Fort Supply Lake utilizes solar power to save energy

The shower and restroom facility at Supply Park on Fort Supply received an on-grid solar power upgrade, July 21. The solar panels will offset electricity costs for the facility.
The shower and restroom facility at Supply Park on Fort Supply received an on-grid solar power upgrade, July 21. The solar panels will offset electricity costs for the facility.

By Eric Summars
Fort Supply Lake

The Fort Supply Lake Office of the Tulsa District, U.S. Army Corps of Engineers is making waves when it comes to the USACE “Go Green Initiative” – solar waves.

The project installed 18 solar panels and an inverter to provide up to 5 kilowatt hours of electricity to power a toilet and shower facility at Supply Park Public Use Area, here, July 21.

“The photovoltaic system at Fort Supply Lake is the first of its kind in the region to be installed in cooperation with Northwestern Electric Co-operative, Inc,” said Don Underwood, assistant lake manager, Fort Supply Lake.

As an on-grid system, the panels will supplement electricity to one of the buildings in Supply Park Public Use Area and hopefully reduce energy consumption and utility costs.

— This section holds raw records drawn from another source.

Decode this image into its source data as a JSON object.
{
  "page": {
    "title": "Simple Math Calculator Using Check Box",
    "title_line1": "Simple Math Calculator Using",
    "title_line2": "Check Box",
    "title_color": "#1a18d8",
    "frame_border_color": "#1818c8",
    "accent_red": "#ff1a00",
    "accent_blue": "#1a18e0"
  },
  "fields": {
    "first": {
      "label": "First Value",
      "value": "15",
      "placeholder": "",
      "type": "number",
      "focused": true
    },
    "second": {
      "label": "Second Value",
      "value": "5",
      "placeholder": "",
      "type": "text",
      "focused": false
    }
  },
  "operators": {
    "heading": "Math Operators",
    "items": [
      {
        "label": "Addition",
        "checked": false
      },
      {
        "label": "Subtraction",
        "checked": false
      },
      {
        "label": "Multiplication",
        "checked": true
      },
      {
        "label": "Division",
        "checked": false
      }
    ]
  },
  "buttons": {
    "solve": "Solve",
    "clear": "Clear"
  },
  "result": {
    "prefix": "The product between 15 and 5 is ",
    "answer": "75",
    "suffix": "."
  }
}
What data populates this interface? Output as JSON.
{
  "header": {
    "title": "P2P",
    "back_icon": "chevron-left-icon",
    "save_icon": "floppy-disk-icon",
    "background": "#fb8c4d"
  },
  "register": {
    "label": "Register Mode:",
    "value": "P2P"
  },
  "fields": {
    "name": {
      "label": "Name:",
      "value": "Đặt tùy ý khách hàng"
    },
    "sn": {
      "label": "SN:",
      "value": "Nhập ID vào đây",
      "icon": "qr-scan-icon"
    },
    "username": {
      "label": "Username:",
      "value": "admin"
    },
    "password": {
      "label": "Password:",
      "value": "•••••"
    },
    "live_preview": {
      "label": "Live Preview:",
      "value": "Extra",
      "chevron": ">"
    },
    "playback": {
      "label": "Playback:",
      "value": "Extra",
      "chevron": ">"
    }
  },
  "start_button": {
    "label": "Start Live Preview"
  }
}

This solar energy installation was made possible through the award of a sustainability project submitted through a recreation budget request for fiscal year 2015.

Inspired by an executive order to strengthen federal environmental, energy, and transportation management, the project is executing the goal of improving energy efficiency through sustainable, renewable energy resources.

“Long-term, our goal is to see Fort Supply Lake become the greenest project within Tulsa District,” said Underwood. “Pole mounted photovoltaic lighting has been in place for about five years on select boat ramps at Fort Supply. This year we added three more pole mounted systems, and we have added three more through the Defense Logistics Agency Purchase Place system. Ultimately all of the security lighting at Fort Supply will be powered by the sun.”

Another way Fort Supply is trying to decrease the use of resources is through the use of waterless urinals at one shower-toilet facility and by continuing the effort to replace all flush urinals at all waterborne facilities with a waterless design to reduce the use of water and electricity.

To date, the largest “Go Green” project at Fort Supply was the installation of a geothermal heating and cooling system in the lake office.

According to Underwood, all of the energy efficient items in place now have worked flawlessly.

“With the exception of the geothermal unit, these items have all been somewhat experimental and have proved to work extremely well,” said Underwood. “While the overwhelming majority of the effort has been geared towards smaller, more affordable items, project staff understands mountains can only be moved inch-by-inch.”

Seeing good results makes it easier for personnel to stay engaged and constantly examine new ways to improve energy and resource conservation efforts.

“Transitioning to conservation-friendly amenities takes time,” said Kathy Carlson, Fort Supply lake manager. “These efforts have been bolstered by the American Recovery and Reinvestment Act of 2009, and sustainability funding outside the normal budget and likely wouldn’t have been possible otherwise.”

“Because of outstanding expertise and technical support from the Tulsa District Engineering and Construction Division, we were encouraged to jump at each opportunity to expand the conservation effort at Fort Supply Lake,” Carlson said, “And we intend to keep pushing for change in the way services are provided.”